IN the same year that a Black American has advanced farther than any other in history, 1988 could also be the year of the closing of the Black Political Mind.
Clearly, Rev. Jesse Jackson has nitched a spot for himself in history. New Republic writer Hendrik Hertzberg has claimed that Jackson is one of the most important Black leaders in America this century, ranking him behind only Booker T. Washington and Martin Luther King, Jr.
Caught up in the thrill of seeing the first Black politician to enjoy national success, Blacks are losing perspective on just what Jackson's success means.
Instead of asking politicians what Blacks should expect from them in the next administration and asking them about their civil rights records, they have become almost hypnotized with the Jesse Jackson question: How is Jesse being treated? Is he being included? What is Jesse's role?

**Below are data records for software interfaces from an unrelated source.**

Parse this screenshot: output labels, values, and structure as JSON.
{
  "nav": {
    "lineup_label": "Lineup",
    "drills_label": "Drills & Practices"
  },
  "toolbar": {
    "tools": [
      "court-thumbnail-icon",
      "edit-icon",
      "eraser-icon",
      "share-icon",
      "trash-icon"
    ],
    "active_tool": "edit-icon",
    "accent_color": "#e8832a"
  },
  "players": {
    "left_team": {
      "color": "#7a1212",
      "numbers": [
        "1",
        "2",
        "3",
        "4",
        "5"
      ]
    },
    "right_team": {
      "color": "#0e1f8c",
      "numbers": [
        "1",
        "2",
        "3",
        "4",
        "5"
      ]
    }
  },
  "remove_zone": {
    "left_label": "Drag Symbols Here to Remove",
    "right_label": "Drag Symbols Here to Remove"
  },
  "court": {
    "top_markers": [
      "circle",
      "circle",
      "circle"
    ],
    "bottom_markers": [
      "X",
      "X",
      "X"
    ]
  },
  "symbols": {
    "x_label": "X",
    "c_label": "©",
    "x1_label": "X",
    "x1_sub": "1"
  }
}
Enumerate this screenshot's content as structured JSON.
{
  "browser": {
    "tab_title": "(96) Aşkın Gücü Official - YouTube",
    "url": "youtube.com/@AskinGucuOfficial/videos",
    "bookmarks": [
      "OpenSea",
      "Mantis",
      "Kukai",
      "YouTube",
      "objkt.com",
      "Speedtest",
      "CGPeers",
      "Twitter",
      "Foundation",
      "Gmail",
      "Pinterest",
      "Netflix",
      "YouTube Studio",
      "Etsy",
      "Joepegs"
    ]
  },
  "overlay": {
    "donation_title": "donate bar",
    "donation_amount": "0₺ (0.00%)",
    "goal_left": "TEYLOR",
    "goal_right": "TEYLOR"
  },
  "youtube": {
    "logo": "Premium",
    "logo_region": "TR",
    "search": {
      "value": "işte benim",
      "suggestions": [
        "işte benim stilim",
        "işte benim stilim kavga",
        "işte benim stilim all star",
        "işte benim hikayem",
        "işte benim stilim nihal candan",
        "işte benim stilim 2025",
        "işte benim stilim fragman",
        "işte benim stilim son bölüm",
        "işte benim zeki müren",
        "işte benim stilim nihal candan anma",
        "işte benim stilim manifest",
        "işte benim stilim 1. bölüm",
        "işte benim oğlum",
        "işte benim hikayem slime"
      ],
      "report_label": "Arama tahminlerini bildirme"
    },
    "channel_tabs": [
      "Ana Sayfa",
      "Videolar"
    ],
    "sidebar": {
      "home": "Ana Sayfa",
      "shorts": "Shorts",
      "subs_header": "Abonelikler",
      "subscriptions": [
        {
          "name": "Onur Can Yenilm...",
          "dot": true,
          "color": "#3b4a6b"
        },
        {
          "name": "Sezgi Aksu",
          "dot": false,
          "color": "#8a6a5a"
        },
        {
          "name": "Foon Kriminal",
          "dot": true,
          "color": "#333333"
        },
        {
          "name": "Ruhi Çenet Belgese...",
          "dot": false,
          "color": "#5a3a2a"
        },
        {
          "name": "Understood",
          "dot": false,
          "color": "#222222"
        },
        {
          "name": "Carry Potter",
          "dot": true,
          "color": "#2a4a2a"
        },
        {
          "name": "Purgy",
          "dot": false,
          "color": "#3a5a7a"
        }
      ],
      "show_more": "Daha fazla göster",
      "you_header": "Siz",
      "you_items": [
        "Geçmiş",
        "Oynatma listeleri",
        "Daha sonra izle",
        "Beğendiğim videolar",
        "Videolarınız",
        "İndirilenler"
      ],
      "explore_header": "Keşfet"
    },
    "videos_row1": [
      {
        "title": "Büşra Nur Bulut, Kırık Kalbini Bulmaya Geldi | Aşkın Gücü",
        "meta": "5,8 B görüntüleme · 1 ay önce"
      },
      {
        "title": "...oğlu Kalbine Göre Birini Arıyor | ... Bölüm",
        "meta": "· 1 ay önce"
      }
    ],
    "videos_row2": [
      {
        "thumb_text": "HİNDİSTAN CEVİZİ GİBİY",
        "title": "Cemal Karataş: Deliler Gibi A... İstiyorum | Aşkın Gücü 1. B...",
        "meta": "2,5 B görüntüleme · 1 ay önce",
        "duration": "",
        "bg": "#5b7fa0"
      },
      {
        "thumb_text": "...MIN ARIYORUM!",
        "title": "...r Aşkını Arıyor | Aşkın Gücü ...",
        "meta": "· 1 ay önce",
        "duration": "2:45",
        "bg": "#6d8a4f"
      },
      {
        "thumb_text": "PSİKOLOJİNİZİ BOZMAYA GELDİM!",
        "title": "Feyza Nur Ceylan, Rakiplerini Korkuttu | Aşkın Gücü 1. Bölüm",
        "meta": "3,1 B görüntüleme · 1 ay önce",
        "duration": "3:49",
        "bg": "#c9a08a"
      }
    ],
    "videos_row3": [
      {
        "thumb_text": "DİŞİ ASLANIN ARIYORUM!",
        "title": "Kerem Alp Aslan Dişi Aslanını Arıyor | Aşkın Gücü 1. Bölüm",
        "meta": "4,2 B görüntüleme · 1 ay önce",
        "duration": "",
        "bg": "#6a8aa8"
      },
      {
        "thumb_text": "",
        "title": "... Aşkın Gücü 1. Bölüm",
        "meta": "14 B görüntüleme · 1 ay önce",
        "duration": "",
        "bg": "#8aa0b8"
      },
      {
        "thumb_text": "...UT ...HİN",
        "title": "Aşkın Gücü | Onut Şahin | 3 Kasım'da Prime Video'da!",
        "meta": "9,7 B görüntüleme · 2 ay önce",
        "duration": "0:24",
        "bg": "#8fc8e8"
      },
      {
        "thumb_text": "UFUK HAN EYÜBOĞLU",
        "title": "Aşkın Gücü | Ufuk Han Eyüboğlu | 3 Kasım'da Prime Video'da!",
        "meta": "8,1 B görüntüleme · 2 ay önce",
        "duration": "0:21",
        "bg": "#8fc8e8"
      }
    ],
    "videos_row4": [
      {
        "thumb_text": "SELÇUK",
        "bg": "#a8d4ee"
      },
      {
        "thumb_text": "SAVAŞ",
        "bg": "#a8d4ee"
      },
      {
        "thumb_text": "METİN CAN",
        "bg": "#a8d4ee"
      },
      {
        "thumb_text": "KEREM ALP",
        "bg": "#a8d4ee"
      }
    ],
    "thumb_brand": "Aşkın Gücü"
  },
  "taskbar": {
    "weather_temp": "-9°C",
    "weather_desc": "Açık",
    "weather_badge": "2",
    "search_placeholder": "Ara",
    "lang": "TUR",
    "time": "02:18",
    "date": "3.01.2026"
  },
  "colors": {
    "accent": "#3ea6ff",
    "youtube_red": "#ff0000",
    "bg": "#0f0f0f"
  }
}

These are limited questions during an election race. Have Blacks really compared Gov. Michael S. Dukakis to Vice President George Bush? Remember, those are the two candidates. Or are they looking for a signal from Jesse Jackson as to whom he feels is the best candidate?
So far, sadly, it appears to be the latter. Blacks have lined themselves up behind Jackson, who is now seen as the the Black leader.
JACKSON is acknowledged by many to be the leader of Blacks. Exhibit A is not the 1988 Democratic Convention, which was dominated by Jackson, but the 1984 convention held in San Francisco.
Jackson's followers heckled Coretta Scott King, widow of Martin Luther King Jr., and Atlanta Mayor Andrew Young for not supporting Jackson.
That shameful act merely proved to foreshadow the stranglehold Jackson has on Blacks. There is not a Black politician willing to outright challenge Jackson these days. King's former aides have also fallen into line. Jackson has proven that not only can he get the Black vote, but that he can also direct it.
But there could be danger in this power. Jackson is now unchallenged. With Jackson holding all of the Black vote in his hands, he is actually paralyzing it at the same time.
Look at what has happened to the Black vote this year. It has been the subject of the Dukakis-Jackson cat-and-mouse game.
Jesse has it, Mike wants it.
When it turned out that Jackson would not be on the ticket, and that he could further his own interests by conceding, he then gave the signal to Blacks that it's okay to vote for the other guy.
ACCORDING to the polls, the signal was detected. A poll conducted shortly afer the convention revealed that 81 percent of Blacks said they will support Dukakis in November.
That same poll can be seen as discouraging to soon-to-be Republican nominee George Bush and a big victory for Dukakis and Jackson. With the Black vote in the bag, the Democratic Party has a legitimate shot at knocking off the Republicans for only the second time in the last six elections.